- _What is needed_: Should any entry hold a picture, omit that picture and copy the rest of the entry exactly.

- _Information given_:
•••••

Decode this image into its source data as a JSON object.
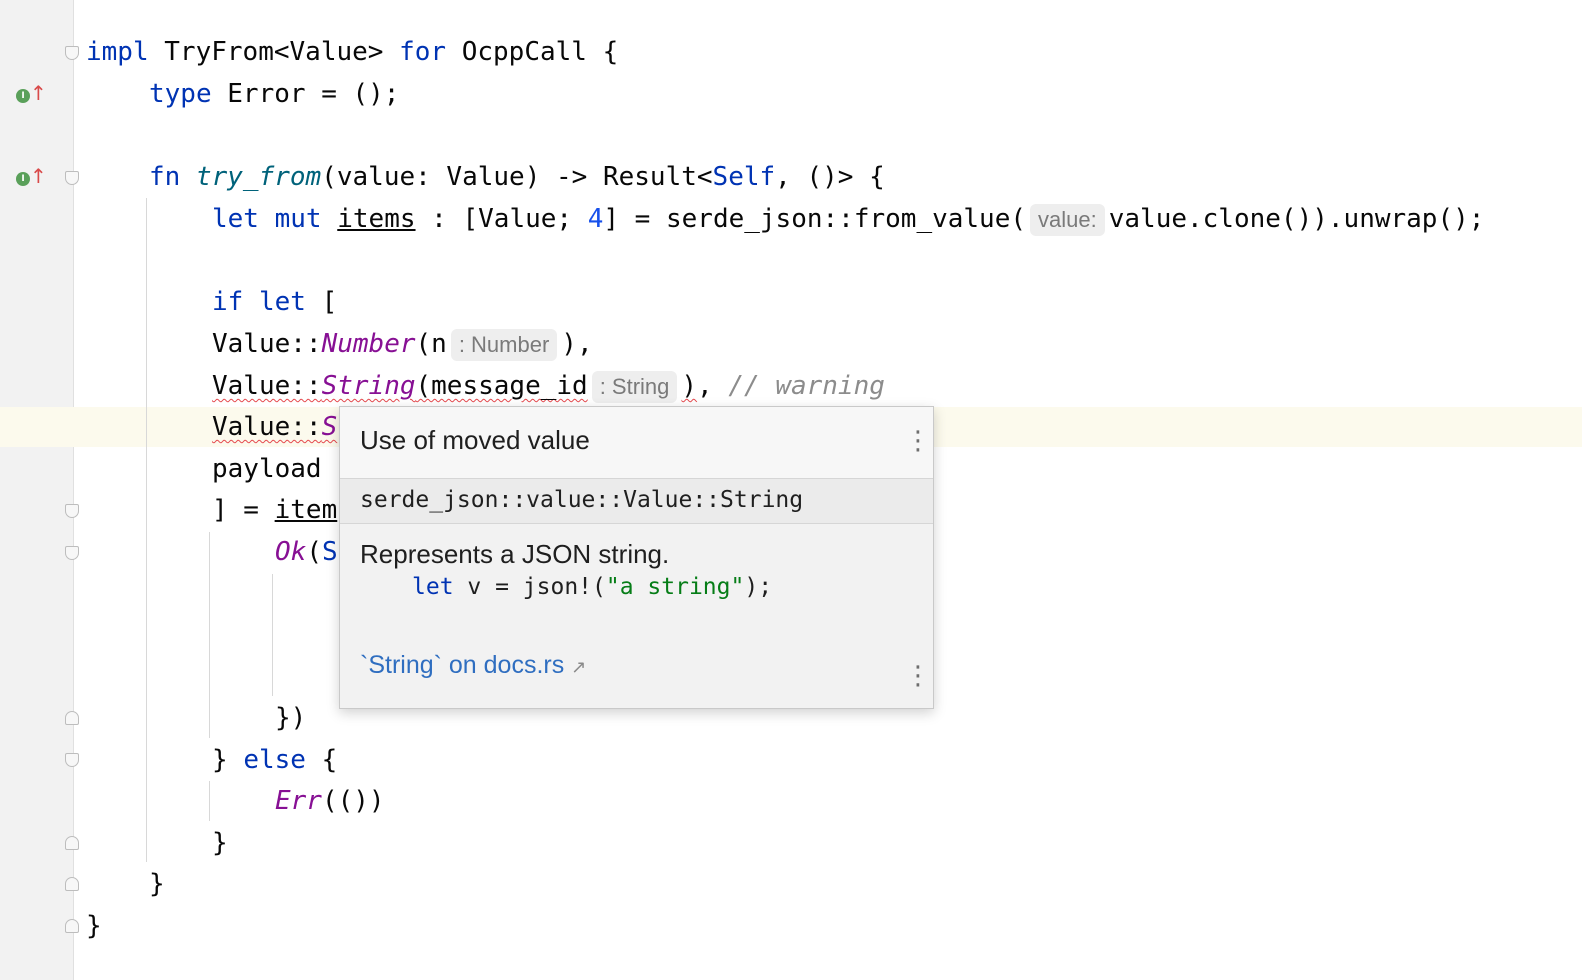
{
  "editor": {
    "language": "rust",
    "lines": {
      "l1": {
        "impl": "impl",
        "ty": "TryFrom<Value>",
        "for": "for",
        "name": "OcppCall",
        "brace": " {"
      },
      "l2": {
        "kw": "type",
        "rest": " Error = ();"
      },
      "l3": {
        "kw": "fn",
        "fn": "try_from",
        "args": "(value: Value) -> Result<",
        "self": "Self",
        "rest": ", ()> {"
      },
      "l4": {
        "let": "let",
        "mut": "mut",
        "var": "items",
        "mid": " : [Value; ",
        "num": "4",
        "call": "] = serde_json::from_value(",
        "hint": "value:",
        "tail": "value.clone()).unwrap();"
      },
      "l5": {
        "if": "if",
        "let": "let",
        "bracket": " ["
      },
      "l6": {
        "prefix": "Value::",
        "variant": "Number",
        "open": "(n",
        "hint": ": Number",
        "close": "),"
      },
      "l7": {
        "prefix": "Value::",
        "variant": "String",
        "open": "(message_id",
        "hint": ": String",
        "close": ")",
        "comma": ", ",
        "comment": "// warning"
      },
      "l8": {
        "prefix": "Value::",
        "variant": "S"
      },
      "l9": {
        "text": "payload"
      },
      "l10": {
        "pre": "] = ",
        "var": "item"
      },
      "l11": {
        "variant": "Ok",
        "open": "(",
        "self": "S"
      },
      "l12": {
        "text": "})"
      },
      "l13": {
        "brace": "} ",
        "else": "else",
        "open": " {"
      },
      "l14": {
        "variant": "Err",
        "rest": "(())"
      },
      "l15": {
        "text": "}"
      },
      "l16": {
        "text": "}"
      },
      "l17": {
        "text": "}"
      }
    }
  },
  "gutter": {
    "impl_marker_label": "I",
    "impl_marker_arrow": "↑"
  },
  "popup": {
    "title": "Use of moved value",
    "definition": "serde_json::value::Value::String",
    "description": "Represents a JSON string.",
    "code": {
      "kw": "let",
      "mid": " v = json!(",
      "str": "\"a string\"",
      "end": ");"
    },
    "link_text": "`String` on docs.rs",
    "link_arrow": "↗",
    "menu_glyph": "⋮"
  },
  "colors": {
    "keyword": "#0033b3",
    "function": "#00627a",
    "variant": "#871094",
    "number": "#1750eb",
    "comment": "#8c8c8c",
    "string": "#067d17",
    "error": "#e5484d",
    "link": "#2f6ec0"
  }
}
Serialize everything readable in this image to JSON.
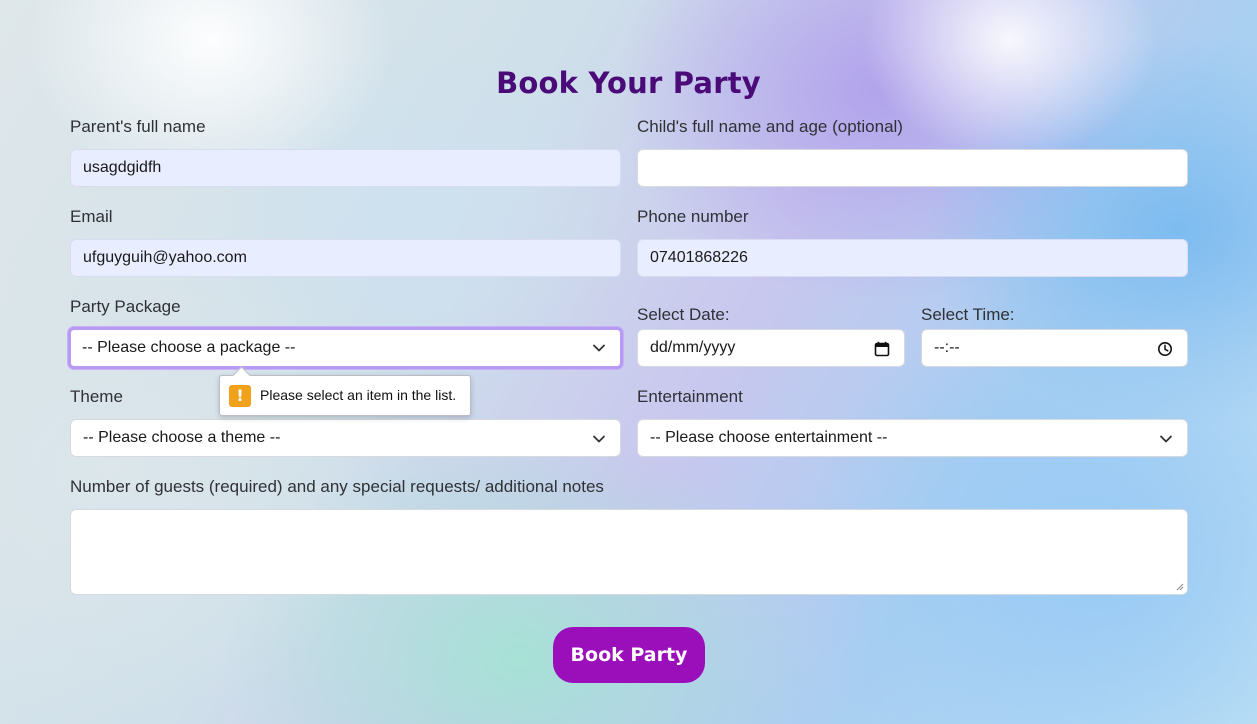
{
  "form": {
    "title": "Book Your Party",
    "parent_name": {
      "label": "Parent's full name",
      "value": "usagdgidfh"
    },
    "child_name": {
      "label": "Child's full name and age (optional)",
      "value": ""
    },
    "email": {
      "label": "Email",
      "value": "ufguyguih@yahoo.com"
    },
    "phone": {
      "label": "Phone number",
      "value": "07401868226"
    },
    "package": {
      "label": "Party Package",
      "selected": "-- Please choose a package --"
    },
    "date": {
      "label": "Select Date:",
      "placeholder": "dd/mm/yyyy"
    },
    "time": {
      "label": "Select Time:",
      "placeholder": "--:--"
    },
    "theme": {
      "label": "Theme",
      "selected": "-- Please choose a theme --"
    },
    "entertainment": {
      "label": "Entertainment",
      "selected": "-- Please choose entertainment --"
    },
    "notes": {
      "label": "Number of guests (required) and any special requests/ additional notes",
      "value": ""
    },
    "submit_label": "Book Party"
  },
  "validation_tooltip": {
    "icon": "warning-icon",
    "icon_glyph": "!",
    "message": "Please select an item in the list."
  },
  "colors": {
    "title": "#4a0a78",
    "button": "#9b0fba",
    "autofill_background": "#e8edff",
    "focus_ring": "#b79af3",
    "warning": "#f0a21a"
  }
}
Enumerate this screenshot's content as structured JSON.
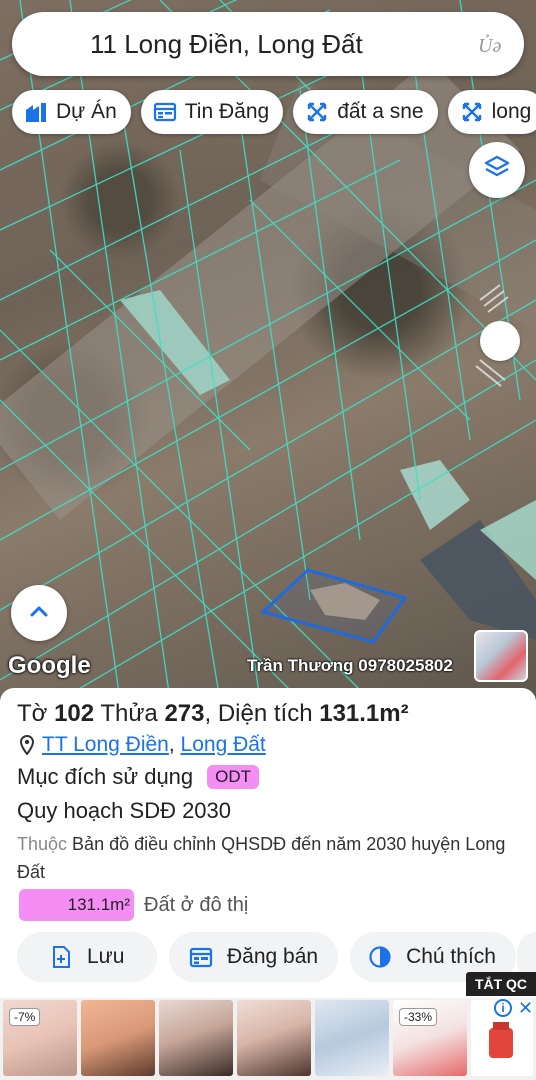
{
  "search": {
    "query": "11 Long Điền, Long Đất"
  },
  "chips": [
    {
      "label": "Dự Án",
      "icon": "project-icon"
    },
    {
      "label": "Tin Đăng",
      "icon": "listing-icon"
    },
    {
      "label": "đất a sne",
      "icon": "map-pattern-icon"
    },
    {
      "label": "long",
      "icon": "map-pattern-icon"
    }
  ],
  "map": {
    "logo": "Google",
    "watermark": "Trần Thương 0978025802"
  },
  "parcel": {
    "sheet_label": "Tờ",
    "sheet": "102",
    "plot_label": "Thửa",
    "plot": "273",
    "area_label": ", Diện tích",
    "area": "131.1m²",
    "location_town": "TT Long Điền",
    "location_district": "Long Đất",
    "purpose_label": "Mục đích sử dụng",
    "purpose_code": "ODT",
    "plan_title": "Quy hoạch SDĐ 2030",
    "belongs_label": "Thuộc",
    "belongs_text": "Bản đồ điều chỉnh QHSDĐ đến năm 2030 huyện Long Đất",
    "area_bar_value": "131.1m²",
    "area_bar_fraction": 1.0,
    "area_bar_desc": "Đất ở đô thị"
  },
  "actions": [
    {
      "label": "Lưu",
      "icon": "save-icon"
    },
    {
      "label": "Đăng bán",
      "icon": "calendar-icon"
    },
    {
      "label": "Chú thích",
      "icon": "legend-icon"
    }
  ],
  "ads": {
    "close_label": "TẮT QC",
    "items": [
      {
        "badge": "-7%"
      },
      {
        "badge": ""
      },
      {
        "badge": ""
      },
      {
        "badge": ""
      },
      {
        "badge": ""
      },
      {
        "badge": "-33%"
      }
    ]
  },
  "colors": {
    "accent": "#1a73e8",
    "badge_pink": "#f48ef5",
    "parcel_line": "#3ee0c8",
    "selected_parcel": "#1e6be0"
  }
}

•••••

- _Solution for this problem_:
Decode this image into its source data as a JSON object.
{
  "editor": {
    "language": "rust",
    "lines": {
      "l1": {
        "impl": "impl",
        "ty": "TryFrom<Value>",
        "for": "for",
        "name": "OcppCall",
        "brace": " {"
      },
      "l2": {
        "kw": "type",
        "rest": " Error = ();"
      },
      "l3": {
        "kw": "fn",
        "fn": "try_from",
        "args": "(value: Value) -> Result<",
        "self": "Self",
        "rest": ", ()> {"
      },
      "l4": {
        "let": "let",
        "mut": "mut",
        "var": "items",
        "mid": " : [Value; ",
        "num": "4",
        "call": "] = serde_json::from_value(",
        "hint": "value:",
        "tail": "value.clone()).unwrap();"
      },
      "l5": {
        "if": "if",
        "let": "let",
        "bracket": " ["
      },
      "l6": {
        "prefix": "Value::",
        "variant": "Number",
        "open": "(n",
        "hint": ": Number",
        "close": "),"
      },
      "l7": {
        "prefix": "Value::",
        "variant": "String",
        "open": "(message_id",
        "hint": ": String",
        "close": ")",
        "comma": ", ",
        "comment": "// warning"
      },
      "l8": {
        "prefix": "Value::",
        "variant": "S"
      },
      "l9": {
        "text": "payload"
      },
      "l10": {
        "pre": "] = ",
        "var": "item"
      },
      "l11": {
        "variant": "Ok",
        "open": "(",
        "self": "S"
      },
      "l12": {
        "text": "})"
      },
      "l13": {
        "brace": "} ",
        "else": "else",
        "open": " {"
      },
      "l14": {
        "variant": "Err",
        "rest": "(())"
      },
      "l15": {
        "text": "}"
      },
      "l16": {
        "text": "}"
      },
      "l17": {
        "text": "}"
      }
    }
  },
  "gutter": {
    "impl_marker_label": "I",
    "impl_marker_arrow": "↑"
  },
  "popup": {
    "title": "Use of moved value",
    "definition": "serde_json::value::Value::String",
    "description": "Represents a JSON string.",
    "code": {
      "kw": "let",
      "mid": " v = json!(",
      "str": "\"a string\"",
      "end": ");"
    },
    "link_text": "`String` on docs.rs",
    "link_arrow": "↗",
    "menu_glyph": "⋮"
  },
  "colors": {
    "keyword": "#0033b3",
    "function": "#00627a",
    "variant": "#871094",
    "number": "#1750eb",
    "comment": "#8c8c8c",
    "string": "#067d17",
    "error": "#e5484d",
    "link": "#2f6ec0"
  }
}
Serialize everything readable in this image to JSON.
{
  "form": {
    "title": "Book Your Party",
    "parent_name": {
      "label": "Parent's full name",
      "value": "usagdgidfh"
    },
    "child_name": {
      "label": "Child's full name and age (optional)",
      "value": ""
    },
    "email": {
      "label": "Email",
      "value": "ufguyguih@yahoo.com"
    },
    "phone": {
      "label": "Phone number",
      "value": "07401868226"
    },
    "package": {
      "label": "Party Package",
      "selected": "-- Please choose a package --"
    },
    "date": {
      "label": "Select Date:",
      "placeholder": "dd/mm/yyyy"
    },
    "time": {
      "label": "Select Time:",
      "placeholder": "--:--"
    },
    "theme": {
      "label": "Theme",
      "selected": "-- Please choose a theme --"
    },
    "entertainment": {
      "label": "Entertainment",
      "selected": "-- Please choose entertainment --"
    },
    "notes": {
      "label": "Number of guests (required) and any special requests/ additional notes",
      "value": ""
    },
    "submit_label": "Book Party"
  },
  "validation_tooltip": {
    "icon": "warning-icon",
    "icon_glyph": "!",
    "message": "Please select an item in the list."
  },
  "colors": {
    "title": "#4a0a78",
    "button": "#9b0fba",
    "autofill_background": "#e8edff",
    "focus_ring": "#b79af3",
    "warning": "#f0a21a"
  }
}
Enumerate this screenshot's content as structured JSON.
{
  "search": {
    "query": "11 Long Điền, Long Đất"
  },
  "chips": [
    {
      "label": "Dự Án",
      "icon": "project-icon"
    },
    {
      "label": "Tin Đăng",
      "icon": "listing-icon"
    },
    {
      "label": "đất a sne",
      "icon": "map-pattern-icon"
    },
    {
      "label": "long",
      "icon": "map-pattern-icon"
    }
  ],
  "map": {
    "logo": "Google",
    "watermark": "Trần Thương 0978025802"
  },
  "parcel": {
    "sheet_label": "Tờ",
    "sheet": "102",
    "plot_label": "Thửa",
    "plot": "273",
    "area_label": ", Diện tích",
    "area": "131.1m²",
    "location_town": "TT Long Điền",
    "location_district": "Long Đất",
    "purpose_label": "Mục đích sử dụng",
    "purpose_code": "ODT",
    "plan_title": "Quy hoạch SDĐ 2030",
    "belongs_label": "Thuộc",
    "belongs_text": "Bản đồ điều chỉnh QHSDĐ đến năm 2030 huyện Long Đất",
    "area_bar_value": "131.1m²",
    "area_bar_fraction": 1.0,
    "area_bar_desc": "Đất ở đô thị"
  },
  "actions": [
    {
      "label": "Lưu",
      "icon": "save-icon"
    },
    {
      "label": "Đăng bán",
      "icon": "calendar-icon"
    },
    {
      "label": "Chú thích",
      "icon": "legend-icon"
    }
  ],
  "ads": {
    "close_label": "TẮT QC",
    "items": [
      {
        "badge": "-7%"
      },
      {
        "badge": ""
      },
      {
        "badge": ""
      },
      {
        "badge": ""
      },
      {
        "badge": ""
      },
      {
        "badge": "-33%"
      }
    ]
  },
  "colors": {
    "accent": "#1a73e8",
    "badge_pink": "#f48ef5",
    "parcel_line": "#3ee0c8",
    "selected_parcel": "#1e6be0"
  }
}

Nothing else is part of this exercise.